Child pornography results in the removal of the Tumblr app
Apple removed the app for Tumblr, a social media and blogging website with over 400 million active blogs, from its app store on Nov. 16, with many pointing a finger at the presence of child pornography on the website. On Nov. 19, Tumblr released a statement indicating that certain content was missing from its database, which would have allowed the site to catch the illicit material.
In their statement, Tumblr representatives wrote, “We’re committed to helping build a safe online environment for all users, and we have a zero tolerance policy when it comes to media featuring child sexual exploitation and abuse.” Mentioning their partnership with the National Center for Missing and Exploited Children, the representatives continued, “Every image uploaded to Tumblr is scanned against an industry database of known child sexual abuse material, and images that are detected never reach the platform. A routine audit discovered content on our platform that had not yet been included in the industry database.”
Apple’s app guidelines state that “apps that solicit, promote, or encourage criminal or clearly reckless behavior will be rejected. In extreme cases, such as apps that are found to facilitate human trafficking and/or the exploitation of children, appropriate authorities will be notified.” Apple previously removed Telegram from its app store due to its use in the distribution of child pornography. It is unclear if legal action has been taken against Tumblr.
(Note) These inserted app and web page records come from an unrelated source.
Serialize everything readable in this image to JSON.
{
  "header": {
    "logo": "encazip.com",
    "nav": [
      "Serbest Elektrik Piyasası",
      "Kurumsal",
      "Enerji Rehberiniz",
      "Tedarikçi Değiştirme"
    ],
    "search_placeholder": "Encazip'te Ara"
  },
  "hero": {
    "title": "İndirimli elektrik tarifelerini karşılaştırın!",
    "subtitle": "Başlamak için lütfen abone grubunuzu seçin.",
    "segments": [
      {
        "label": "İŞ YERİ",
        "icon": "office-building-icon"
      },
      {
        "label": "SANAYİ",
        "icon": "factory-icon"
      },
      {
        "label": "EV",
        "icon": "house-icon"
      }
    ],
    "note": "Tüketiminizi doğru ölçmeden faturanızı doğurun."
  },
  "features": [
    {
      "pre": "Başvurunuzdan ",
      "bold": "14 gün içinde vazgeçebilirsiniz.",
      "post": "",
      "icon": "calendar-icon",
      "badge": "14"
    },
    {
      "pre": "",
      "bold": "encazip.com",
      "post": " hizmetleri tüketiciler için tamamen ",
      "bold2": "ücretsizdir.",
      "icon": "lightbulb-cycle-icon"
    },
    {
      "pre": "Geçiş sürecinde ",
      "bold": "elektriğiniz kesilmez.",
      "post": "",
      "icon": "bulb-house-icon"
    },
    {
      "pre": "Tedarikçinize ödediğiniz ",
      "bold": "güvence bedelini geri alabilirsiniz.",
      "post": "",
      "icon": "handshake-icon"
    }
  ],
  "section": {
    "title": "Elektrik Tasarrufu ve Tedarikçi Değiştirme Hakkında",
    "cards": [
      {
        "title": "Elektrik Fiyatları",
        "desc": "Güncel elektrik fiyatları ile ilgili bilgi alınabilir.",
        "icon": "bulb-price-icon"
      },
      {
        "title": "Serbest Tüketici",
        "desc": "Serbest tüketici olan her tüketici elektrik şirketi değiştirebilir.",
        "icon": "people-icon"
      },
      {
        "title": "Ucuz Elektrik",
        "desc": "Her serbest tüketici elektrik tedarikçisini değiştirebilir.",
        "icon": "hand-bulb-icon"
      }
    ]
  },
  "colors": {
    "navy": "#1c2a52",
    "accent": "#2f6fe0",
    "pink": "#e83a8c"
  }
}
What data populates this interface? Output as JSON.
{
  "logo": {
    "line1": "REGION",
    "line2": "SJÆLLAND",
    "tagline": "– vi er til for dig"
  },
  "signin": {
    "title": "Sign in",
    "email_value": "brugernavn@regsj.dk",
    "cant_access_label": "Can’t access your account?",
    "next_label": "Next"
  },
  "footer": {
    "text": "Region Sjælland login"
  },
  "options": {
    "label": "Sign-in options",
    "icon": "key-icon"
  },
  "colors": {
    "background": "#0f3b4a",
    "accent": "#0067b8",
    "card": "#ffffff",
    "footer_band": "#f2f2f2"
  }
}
Apple did not respond to a request for comment.
Tumblr experienced similar incidents in the past when its site was briefly banned in Indonesia for mature content. The government of South Korea asked the blog to do a better job moderating such content. Earlier this year, an associate professor at CUNY filed a suit alleging that Tumblr had been used as a site for posting revenge porn — an ex-boyfriend posted intimate images non-consensually online.
Statements from Tumblr over the first days after the app’s removal did not indicate that illicit material was involved. The site only released its Nov. 19 statement after an article appeared on CNET’s software-focused website, Download.com, stating the app’s removal was due to child pornography.
As of press time, the site has not returned to the app store, but those who have previously downloaded the app are still able to redownload it through their “Purchased” collection. Tumblr links to the app from its website, though clicking on the app link leads to an XML error page or a broken link in iTunes.
Some Tumblr users stated they had been complaining about child pornography and bots posting illicit materials. Others have been complaining that their blogs were erased, likely as part of Tumblr’s attempts to clean up its content. Tumblr has given no indication for when the app will return to Apple’s App Store, but the site’s language since Nov. 16 has been optimistic.